Work to complete: Please, could you print all the lines below exactly, leaving out the pictures?

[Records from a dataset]
● ● ● ● ●
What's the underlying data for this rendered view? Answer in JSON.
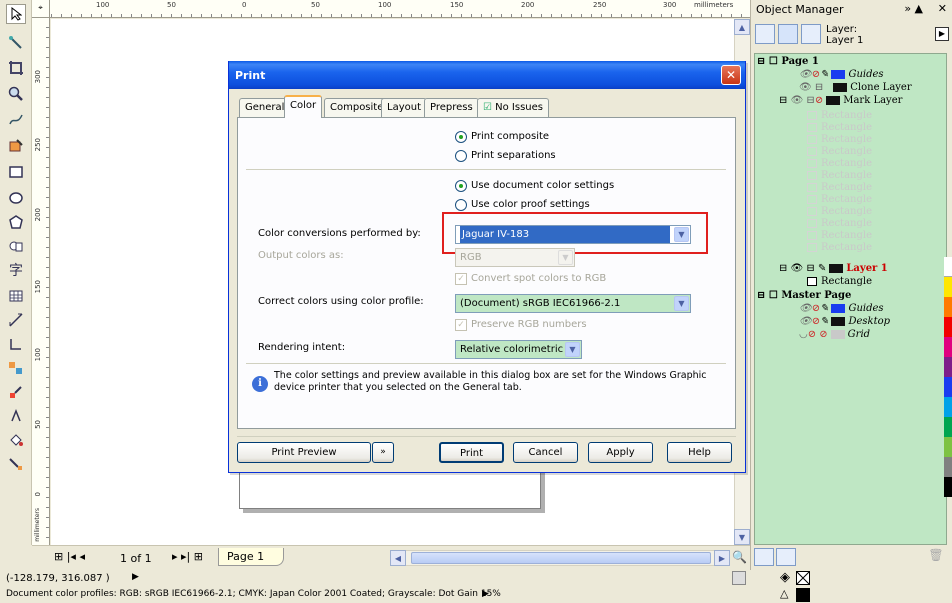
{
  "ruler": {
    "h_ticks": [
      "100",
      "50",
      "0",
      "50",
      "100",
      "150",
      "200",
      "250",
      "300",
      "millimeters"
    ],
    "v_ticks": [
      "300",
      "250",
      "200",
      "150",
      "100",
      "50",
      "0",
      "millimeters"
    ]
  },
  "docker": {
    "title": "Object Manager",
    "layer_label": "Layer:",
    "layer_value": "Layer 1",
    "tree": {
      "page1": "Page 1",
      "guides": "Guides",
      "clone_layer": "Clone Layer",
      "mark_layer": "Mark Layer",
      "ghost_items": [
        "Rectangle",
        "Rectangle",
        "Rectangle",
        "Rectangle",
        "Rectangle",
        "Rectangle",
        "Rectangle",
        "Rectangle",
        "Rectangle",
        "Rectangle",
        "Rectangle",
        "Rectangle"
      ],
      "layer1": "Layer 1",
      "rectangle": "Rectangle",
      "master_page": "Master Page",
      "master_guides": "Guides",
      "desktop": "Desktop",
      "grid": "Grid"
    }
  },
  "pagebar": {
    "page_count": "1 of 1",
    "page_tab": "Page 1"
  },
  "status": {
    "coords": "(-128.179, 316.087 )",
    "profiles": "Document color profiles: RGB: sRGB IEC61966-2.1; CMYK: Japan Color 2001 Coated; Grayscale: Dot Gain 15%"
  },
  "dialog": {
    "title": "Print",
    "tabs": [
      "General",
      "Color",
      "Composite",
      "Layout",
      "Prepress",
      "No Issues"
    ],
    "print_composite": "Print composite",
    "print_separations": "Print separations",
    "use_document_settings": "Use document color settings",
    "use_proof_settings": "Use color proof settings",
    "conversions_label": "Color conversions performed by:",
    "conversions_value": "Jaguar IV-183",
    "output_label": "Output colors as:",
    "output_value": "RGB",
    "convert_spot": "Convert spot colors to RGB",
    "correct_label": "Correct colors using color profile:",
    "correct_value": "(Document) sRGB IEC61966-2.1",
    "preserve_rgb": "Preserve RGB numbers",
    "intent_label": "Rendering intent:",
    "intent_value": "Relative colorimetric",
    "info_text": "The color settings and preview available in this dialog box are set for the Windows Graphic device printer that you selected on the General tab.",
    "buttons": {
      "preview": "Print Preview",
      "print": "Print",
      "cancel": "Cancel",
      "apply": "Apply",
      "help": "Help"
    }
  },
  "colors": {
    "title_blue": "#0a4fdd",
    "highlight_red": "#e0201e",
    "selection_blue": "#316ac5",
    "docker_green": "#bfe7c4"
  }
}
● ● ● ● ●
Solved problem:
What's the underlying data for this rendered view? Answer in JSON.
{
  "ruler": {
    "h_ticks": [
      "100",
      "50",
      "0",
      "50",
      "100",
      "150",
      "200",
      "250",
      "300",
      "millimeters"
    ],
    "v_ticks": [
      "300",
      "250",
      "200",
      "150",
      "100",
      "50",
      "0",
      "millimeters"
    ]
  },
  "docker": {
    "title": "Object Manager",
    "layer_label": "Layer:",
    "layer_value": "Layer 1",
    "tree": {
      "page1": "Page 1",
      "guides": "Guides",
      "clone_layer": "Clone Layer",
      "mark_layer": "Mark Layer",
      "ghost_items": [
        "Rectangle",
        "Rectangle",
        "Rectangle",
        "Rectangle",
        "Rectangle",
        "Rectangle",
        "Rectangle",
        "Rectangle",
        "Rectangle",
        "Rectangle",
        "Rectangle",
        "Rectangle"
      ],
      "layer1": "Layer 1",
      "rectangle": "Rectangle",
      "master_page": "Master Page",
      "master_guides": "Guides",
      "desktop": "Desktop",
      "grid": "Grid"
    }
  },
  "pagebar": {
    "page_count": "1 of 1",
    "page_tab": "Page 1"
  },
  "status": {
    "coords": "(-128.179, 316.087 )",
    "profiles": "Document color profiles: RGB: sRGB IEC61966-2.1; CMYK: Japan Color 2001 Coated; Grayscale: Dot Gain 15%"
  },
  "dialog": {
    "title": "Print",
    "tabs": [
      "General",
      "Color",
      "Composite",
      "Layout",
      "Prepress",
      "No Issues"
    ],
    "print_composite": "Print composite",
    "print_separations": "Print separations",
    "use_document_settings": "Use document color settings",
    "use_proof_settings": "Use color proof settings",
    "conversions_label": "Color conversions performed by:",
    "conversions_value": "Jaguar IV-183",
    "output_label": "Output colors as:",
    "output_value": "RGB",
    "convert_spot": "Convert spot colors to RGB",
    "correct_label": "Correct colors using color profile:",
    "correct_value": "(Document) sRGB IEC61966-2.1",
    "preserve_rgb": "Preserve RGB numbers",
    "intent_label": "Rendering intent:",
    "intent_value": "Relative colorimetric",
    "info_text": "The color settings and preview available in this dialog box are set for the Windows Graphic device printer that you selected on the General tab.",
    "buttons": {
      "preview": "Print Preview",
      "print": "Print",
      "cancel": "Cancel",
      "apply": "Apply",
      "help": "Help"
    }
  },
  "colors": {
    "title_blue": "#0a4fdd",
    "highlight_red": "#e0201e",
    "selection_blue": "#316ac5",
    "docker_green": "#bfe7c4"
  }
}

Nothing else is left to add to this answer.